When she relied on her right hand, Kraus asked gently: "What is your left hand doing? It can do more than that."

"I can't," Annabelle told him. Then, without a whimper, she focused her thoughts on getting her left arm to move. Just willing it to do so makes the muscles twitch, which triggers the batteries inside her artificial arm to move her thumb and fingers to pick up the shoelace to make a bunny loop.

She tied one bow, then another.

"Good job, Annabelle," Kraus said.

Annabelle beamed a big smile back.

The development of prosthetic devices for children with upper limb deformities has been slow, for several reasons. "Of 4 million live births in the United States, the best estimates we have from the Centers for Disease Control [and Prevention] is that no more than 300 children are born who are candidates for this technology," Brenner said of myoelectric devices.

Lower limb deformities also are more common, particularly in adults who incur them in accidents, so there has been less of a push for technology for children with upper arm defects, Dabrowski said.

Many doctors may never see a single child with an upper arm deformity, he said, so they may not know what technology is available.

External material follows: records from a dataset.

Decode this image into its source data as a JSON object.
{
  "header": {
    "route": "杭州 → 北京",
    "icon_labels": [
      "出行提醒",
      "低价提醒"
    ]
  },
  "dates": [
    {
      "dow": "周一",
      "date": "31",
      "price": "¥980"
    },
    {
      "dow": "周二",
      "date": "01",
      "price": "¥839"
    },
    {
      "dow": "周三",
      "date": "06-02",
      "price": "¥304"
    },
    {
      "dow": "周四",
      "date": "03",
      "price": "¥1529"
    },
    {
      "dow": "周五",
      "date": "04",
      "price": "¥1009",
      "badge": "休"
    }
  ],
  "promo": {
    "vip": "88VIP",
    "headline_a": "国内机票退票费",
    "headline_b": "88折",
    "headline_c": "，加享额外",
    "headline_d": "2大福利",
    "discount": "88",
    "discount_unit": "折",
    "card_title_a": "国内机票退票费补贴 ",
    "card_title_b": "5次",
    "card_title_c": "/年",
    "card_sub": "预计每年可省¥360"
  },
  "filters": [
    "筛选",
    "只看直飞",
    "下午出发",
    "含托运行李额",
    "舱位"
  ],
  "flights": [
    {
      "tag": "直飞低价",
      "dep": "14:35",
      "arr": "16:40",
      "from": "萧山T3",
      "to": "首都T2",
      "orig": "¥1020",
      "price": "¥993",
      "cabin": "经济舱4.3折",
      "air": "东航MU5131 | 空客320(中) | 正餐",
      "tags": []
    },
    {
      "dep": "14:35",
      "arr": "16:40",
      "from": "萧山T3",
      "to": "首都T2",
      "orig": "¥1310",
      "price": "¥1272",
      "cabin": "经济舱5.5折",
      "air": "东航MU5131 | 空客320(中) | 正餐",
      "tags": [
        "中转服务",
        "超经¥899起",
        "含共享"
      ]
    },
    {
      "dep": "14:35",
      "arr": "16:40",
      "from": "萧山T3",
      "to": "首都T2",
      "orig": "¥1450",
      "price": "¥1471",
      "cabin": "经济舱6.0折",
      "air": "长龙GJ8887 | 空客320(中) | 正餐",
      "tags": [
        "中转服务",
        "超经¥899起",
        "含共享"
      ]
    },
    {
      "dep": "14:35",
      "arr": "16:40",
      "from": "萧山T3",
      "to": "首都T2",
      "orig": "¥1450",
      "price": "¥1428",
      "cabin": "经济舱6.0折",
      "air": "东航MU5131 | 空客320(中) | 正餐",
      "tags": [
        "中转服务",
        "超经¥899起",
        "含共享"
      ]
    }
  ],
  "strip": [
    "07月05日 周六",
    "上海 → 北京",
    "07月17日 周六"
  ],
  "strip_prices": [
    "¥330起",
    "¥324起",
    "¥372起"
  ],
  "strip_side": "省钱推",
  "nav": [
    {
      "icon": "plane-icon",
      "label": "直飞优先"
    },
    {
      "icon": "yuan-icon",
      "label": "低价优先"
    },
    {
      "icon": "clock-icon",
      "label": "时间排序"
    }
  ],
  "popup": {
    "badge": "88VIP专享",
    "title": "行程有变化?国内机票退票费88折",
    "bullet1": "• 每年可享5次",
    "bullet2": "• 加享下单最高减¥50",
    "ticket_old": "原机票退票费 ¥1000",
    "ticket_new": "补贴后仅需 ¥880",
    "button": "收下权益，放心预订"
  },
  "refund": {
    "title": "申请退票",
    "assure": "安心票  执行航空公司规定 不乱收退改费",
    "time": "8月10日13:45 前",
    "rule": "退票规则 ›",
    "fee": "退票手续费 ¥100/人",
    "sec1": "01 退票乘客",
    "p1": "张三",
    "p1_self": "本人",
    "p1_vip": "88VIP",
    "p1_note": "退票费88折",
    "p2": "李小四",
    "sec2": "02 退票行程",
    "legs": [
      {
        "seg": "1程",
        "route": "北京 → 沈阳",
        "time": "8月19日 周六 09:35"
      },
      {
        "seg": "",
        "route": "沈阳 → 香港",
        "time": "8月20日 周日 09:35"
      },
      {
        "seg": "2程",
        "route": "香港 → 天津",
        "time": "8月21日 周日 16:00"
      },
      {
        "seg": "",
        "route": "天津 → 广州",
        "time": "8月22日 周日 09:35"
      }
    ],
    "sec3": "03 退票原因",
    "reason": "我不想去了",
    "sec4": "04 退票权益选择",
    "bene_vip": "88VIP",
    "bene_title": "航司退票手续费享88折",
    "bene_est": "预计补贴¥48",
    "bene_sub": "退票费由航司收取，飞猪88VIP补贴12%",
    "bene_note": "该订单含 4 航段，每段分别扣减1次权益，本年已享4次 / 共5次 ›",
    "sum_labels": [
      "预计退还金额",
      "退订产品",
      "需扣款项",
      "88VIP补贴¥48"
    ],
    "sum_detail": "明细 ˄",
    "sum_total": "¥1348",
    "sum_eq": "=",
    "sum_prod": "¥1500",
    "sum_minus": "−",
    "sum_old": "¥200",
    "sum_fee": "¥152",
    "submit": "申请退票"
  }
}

Insurance reimbursement for the devices, which cost at least $24,000, also has deterred use of myoelectric devices, he said. Brenner and the Variety program have developed new protocols to assess whether a child will benefit from the technology. Kids get a test model and are followed to see if they find it helpful or a hindrance, Brenner said.

Brenner, Kraus and Dabrowski can envision the day when children will have a multimotored, multigrip hand capable of moving all five fingers. The technology now is limited to adults and can cost as much as $125,000, Brenner said. Children, like adults, also may want both conventional and new devices, depending on the task to be done, just the way a person may want an electric saw for one job and a manual one for something else, Brenner said.

Stacy Poole, 28, is a purchasing analyst for MGM Grand Detroit casino, who was born without a left hand. She got new limbs nearly every year throughout her childhood from the Variety Myoelectric Center. She grew up thinking she was no different than the other kids.

"I could participate in sports, dance classes and all the other things kids do," she said. She played coronet in her high school band, worked at McDonald's and played soccer.

Poole met Annabelle at the Variety club's annual picnic when the child had her myoelectric arm only for about four months. She "was a real inspiration to us," Michelle Murphy said. "Her confidence really struck me." Poole and the Murphys keep in touch by email.

Married six years with a 1-year-old son, Poole thanks the program for "making a huge difference in my life. There are a lot more things I couldn't have done without this. I am very blessed."